Improvements in imaging technologies have made the process of defining the extent of bone tumors like osteosarcomas increasingly accurate.
But while it’s easier than ever to say, “The tumor starts here and ends here,” when removing a bone tumor surgically, surgeons still need to take a moment during the operation to check the edges (or “margins”) of the removed and remaining bone for any signs of remaining tumor, a step called intraoperative assessment.
“You need to make sure the tumor has been completely removed and a safe amount of normal tissue remains as a buffer,” says Sara Vargas, MD, director of patient safety and quality in Boston Children’s Hospital’s Department of Pathology. “Achieving a margin that is free of tumor reduces a patient’s long-term risk of local tumor recurrence.”

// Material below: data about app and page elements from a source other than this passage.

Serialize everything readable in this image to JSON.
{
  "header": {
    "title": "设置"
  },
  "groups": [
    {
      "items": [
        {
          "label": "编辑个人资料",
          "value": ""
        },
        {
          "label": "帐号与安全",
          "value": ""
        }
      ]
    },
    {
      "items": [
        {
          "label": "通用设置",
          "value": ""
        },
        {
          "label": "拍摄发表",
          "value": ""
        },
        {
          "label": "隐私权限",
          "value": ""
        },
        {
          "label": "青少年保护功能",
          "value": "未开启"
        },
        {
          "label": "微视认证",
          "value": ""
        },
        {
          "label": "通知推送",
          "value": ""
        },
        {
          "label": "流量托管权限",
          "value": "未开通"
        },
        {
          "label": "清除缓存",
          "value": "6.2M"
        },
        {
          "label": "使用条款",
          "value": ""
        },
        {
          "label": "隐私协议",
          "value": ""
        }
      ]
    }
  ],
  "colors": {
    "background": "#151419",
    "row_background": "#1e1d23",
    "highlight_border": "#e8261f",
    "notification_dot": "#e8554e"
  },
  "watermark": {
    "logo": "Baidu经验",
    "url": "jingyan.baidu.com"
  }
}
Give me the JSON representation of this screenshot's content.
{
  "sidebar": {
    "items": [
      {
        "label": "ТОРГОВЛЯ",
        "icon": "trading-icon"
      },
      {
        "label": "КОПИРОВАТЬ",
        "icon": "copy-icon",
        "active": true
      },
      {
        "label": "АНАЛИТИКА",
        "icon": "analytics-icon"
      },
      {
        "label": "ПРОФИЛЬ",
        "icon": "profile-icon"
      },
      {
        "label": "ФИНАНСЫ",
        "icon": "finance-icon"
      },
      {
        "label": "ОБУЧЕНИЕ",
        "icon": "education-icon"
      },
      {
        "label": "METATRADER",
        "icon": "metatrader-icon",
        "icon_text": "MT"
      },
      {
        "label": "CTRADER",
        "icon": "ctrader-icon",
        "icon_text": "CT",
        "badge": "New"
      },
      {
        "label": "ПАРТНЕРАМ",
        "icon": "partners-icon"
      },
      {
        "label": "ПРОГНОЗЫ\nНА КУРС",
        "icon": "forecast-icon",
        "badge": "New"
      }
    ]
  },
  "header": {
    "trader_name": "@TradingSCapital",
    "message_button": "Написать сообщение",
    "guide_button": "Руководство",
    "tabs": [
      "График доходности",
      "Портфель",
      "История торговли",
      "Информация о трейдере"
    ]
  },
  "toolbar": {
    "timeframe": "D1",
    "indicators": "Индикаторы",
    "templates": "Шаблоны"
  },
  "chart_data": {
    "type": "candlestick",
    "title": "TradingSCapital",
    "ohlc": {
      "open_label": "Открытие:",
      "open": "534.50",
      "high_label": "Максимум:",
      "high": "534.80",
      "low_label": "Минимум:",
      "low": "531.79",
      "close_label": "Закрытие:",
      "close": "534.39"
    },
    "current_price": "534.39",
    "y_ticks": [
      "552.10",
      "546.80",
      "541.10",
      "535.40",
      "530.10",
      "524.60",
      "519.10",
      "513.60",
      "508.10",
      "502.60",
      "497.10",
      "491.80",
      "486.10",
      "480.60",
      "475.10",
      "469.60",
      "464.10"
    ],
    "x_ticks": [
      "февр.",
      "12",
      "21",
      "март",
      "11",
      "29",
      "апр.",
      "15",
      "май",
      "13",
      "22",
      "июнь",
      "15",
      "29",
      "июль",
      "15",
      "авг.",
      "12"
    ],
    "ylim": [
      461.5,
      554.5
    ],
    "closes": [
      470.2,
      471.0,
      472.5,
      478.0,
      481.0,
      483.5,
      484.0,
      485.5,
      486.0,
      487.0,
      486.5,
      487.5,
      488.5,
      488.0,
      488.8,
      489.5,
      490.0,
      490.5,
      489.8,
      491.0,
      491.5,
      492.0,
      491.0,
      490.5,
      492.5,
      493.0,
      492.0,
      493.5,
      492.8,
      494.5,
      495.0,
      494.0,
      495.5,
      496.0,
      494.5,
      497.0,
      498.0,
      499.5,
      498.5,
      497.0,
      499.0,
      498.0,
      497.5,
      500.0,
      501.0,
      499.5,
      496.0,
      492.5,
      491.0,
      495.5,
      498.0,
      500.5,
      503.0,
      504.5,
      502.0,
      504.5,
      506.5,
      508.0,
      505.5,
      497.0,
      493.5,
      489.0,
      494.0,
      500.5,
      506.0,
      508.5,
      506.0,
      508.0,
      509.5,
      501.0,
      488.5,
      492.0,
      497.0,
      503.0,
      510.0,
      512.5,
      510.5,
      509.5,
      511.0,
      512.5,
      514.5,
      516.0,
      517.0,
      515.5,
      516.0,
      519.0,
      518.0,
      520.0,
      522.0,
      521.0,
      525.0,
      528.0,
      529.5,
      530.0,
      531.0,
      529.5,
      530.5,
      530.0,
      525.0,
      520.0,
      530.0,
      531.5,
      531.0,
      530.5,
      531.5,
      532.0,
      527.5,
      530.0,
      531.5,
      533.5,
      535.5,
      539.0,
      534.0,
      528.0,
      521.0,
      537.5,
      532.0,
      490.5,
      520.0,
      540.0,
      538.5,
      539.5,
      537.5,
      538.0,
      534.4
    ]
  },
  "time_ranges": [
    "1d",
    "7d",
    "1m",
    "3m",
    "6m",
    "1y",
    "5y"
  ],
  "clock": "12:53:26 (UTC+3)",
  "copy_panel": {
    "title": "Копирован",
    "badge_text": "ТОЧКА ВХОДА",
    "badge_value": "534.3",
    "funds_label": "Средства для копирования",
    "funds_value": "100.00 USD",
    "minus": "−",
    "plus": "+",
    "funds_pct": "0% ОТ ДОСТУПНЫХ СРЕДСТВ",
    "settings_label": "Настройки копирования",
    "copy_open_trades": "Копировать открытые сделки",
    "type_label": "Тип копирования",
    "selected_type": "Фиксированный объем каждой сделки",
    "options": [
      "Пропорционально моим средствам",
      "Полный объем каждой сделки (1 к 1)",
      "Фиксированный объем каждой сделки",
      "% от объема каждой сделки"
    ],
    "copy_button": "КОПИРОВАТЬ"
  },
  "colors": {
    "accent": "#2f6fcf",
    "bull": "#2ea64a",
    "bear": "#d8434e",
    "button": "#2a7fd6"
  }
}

During surgery, there are two ways to do the assessment, each method providing a check on the other: gross split specimen inspection and frozen section inspection.
The two methods, which are often done either simultaneously or in tandem during surgery, are quite different. In frozen section, a pathologist takes a sample of marrow from the remaining bone, freezes it, slices it thinly and checks under the microscope for the presence of tumor cells. For gross split, the removed section of bone is cut in half and assessed directly by a pathologist and the surgeon.
If the two assessments show no tumor at the margins, then the surgeon can start the reconstruction phase of the procedure. If tumor tissue remains at the margins, then the surgeon will likely remove additional bone and reassess before starting the reconstruction phase of the procedure.
In routine practice, though, most surgeons rely on the results of gross split when deciding whether to remove more bone. Vargas and Megan Anderson, MD, an orthopedic surgeon with the hospital’s Bone and Soft Tissue Tumor Program who specializes in bone tumor removal, wanted to know: Are both methods of assessment really necessary?
“Anything we can do to reduce a patient’s time under anesthesia is a good thing.”
“We typically either do both or just gross split,” Anderson notes. “Split sections let you see where the tumor starts and stops, and we wanted to know whether as a general rule we really could rely just on one assessment.
“Bone resection and reconstruction procedures are long, often 6 to 10 hours,” she adds, noting that a frozen section assessment takes about 20 minutes and a gross split about a half hour. “Anything we can do to reduce a patient’s time under anesthesia is a good thing.”
To answer their question, Vargas and Anderson reviewed the records of 142 children who underwent surgery at Boston Children’s for a primary bone tumor (mostly osteosarcomas) over a 14-year period. They then checked the results of frozen section and gross split assessments against the subsequent surgical decisions and the full pathology report for each child’s tumor.
As the pair reported in a recent paper in the journal Clinical Orthopedics and Related Research, the gross split and frozen sections agreed 92 percent of the time. In the few cases where they didn’t agree, the surgeon decided whether to remove additional bone on the basis of the gross split analysis, discarding the results of the frozen section.
The full pathology reports on the patients confirmed that each patient had clear margins; the surgeons had gotten the entire tumor out before starting to reconstruct the affected limb.
“The findings indicate that gross split is enough when it comes to routine practice,” Anderson says, adding that assessment by gross split specimen alone is now standard practice for the 20 to 30 bone tumor resections she and her colleague Mark Gebhardt, MD, carry out every year at Boston Children’s. “Potentially, that is 20 minutes of operating room time that we can eliminate from these procedures.”
In addition to the benefit to the patient, there is a cost benefit to carrying out a single assessment.
“It requires more work, but a gross split assessment is less expensive than a frozen section assessment,” Vargas explains. “Carrying out just the gross split assessment alone should then help reduce the charges associated with a patient’s procedure.”
Anderson cautions that the results are not universally applicable. “Not all hospitals have the facilities or subspecialized pathologists you need in order to conduct a gross split assessment,” she notes. “The results reflect our own experiences here at Boston Children’s, which may differ from those of other centers.
“At the very least,” she continues, “our results have prompted a discussion within the orthopedic surgical community about what way is the best way to carry out intraoperative consultations during bone tumor resections, something for which there are no guidelines or literature.”